Leash training your cat is easier than you think.
While it’s much safer for cats to have an indoors-only lifestyle, they do miss out on the sights and sounds of nature.
Fortunately, there are ways for them to have the best of both worlds. For starters, consider training your cat to walk on a leash while wearing a nice, soft harness.
Leash training is an excellent idea if you travel a lot and take your cat with you. While it might be practical to take portable litterboxes with you in the car, if she is on a leash, you can safely stop for potty breaks.
With cats, because they are always in charge, you have to start the leash training process very slowly. In fact, the best way to start is by purchasing a harness and a leash and leaving them lying around for feline inspection.
Consider getting a soft-mesh cat harness that fits snuggly—they can be better for cats, especially those just starting out. In addition, look for one that fastens on the side in order to put it on without a fuss. Cats typically don’t roll over on their backs and allow you to dress them! The leash should be lightweight and no longer than 6 feet. This way you are in charge.
The next part of the plan is to put the harness on her and let her wear it around the house. Short sessions and slowly build it up until she is totally comfortable in it. Next, attach the leash and let it drag around after her inside the home.
Once she is no longer bothered, pick up the leash as if you are walking her around. More than likely kitty will promptly lie down and refuse to move or belly walk along the carpet.
It is really about baby steps. Next, try venturing just outside the front door into the garden, patio or walkway if you live in a building. Don’t stay out too long the first few times and point her in the direction of home so that she will walk back by herself.

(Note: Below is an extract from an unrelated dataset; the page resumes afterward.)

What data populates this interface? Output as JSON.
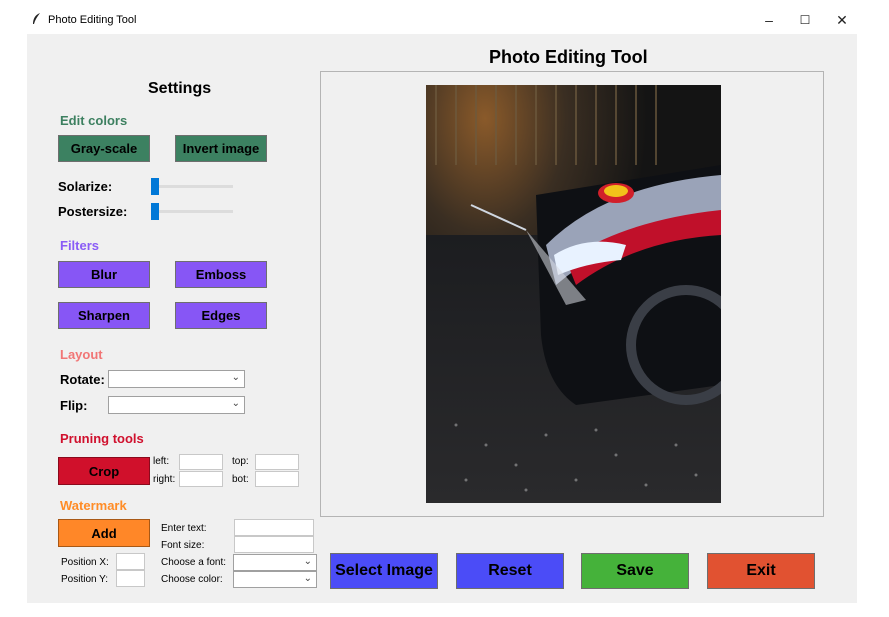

It’s important to make sure there are no other pets around to scare her—this is especially important when you actually start going places.
I always avoid certain paths in my neighborhood that are popular with dogs. While they might attempt to be friendly, the whole dog idea could spook your cat.
The best part about taking a cat outdoors on a leash is that the two of you can stop somewhere, sit on a bench or even on the grass and enjoy the sights and sounds of nature together. Whenever I write about leash training, I always think of my late cat California. She really loved to go out and about.
About the Author: Sandy Robins is the 2013 winner of the “Excellence in Journalism and Outstanding Contribution to the Pet Industry Award.” Her work appears on many of the country’s leading pet platforms, such as MSNBC.com, MSN.com and TODAYShow.com. She is a regular contributor and columnist in multiple national and international publications, including Cat Fancy, as well as the author of the award-winning books “Fabulous Felines: Health and Beauty Secrets for the Pampered Cat” and “For The Love of Cats.” Learn more about Sandy on her website or Facebook page. #welovecats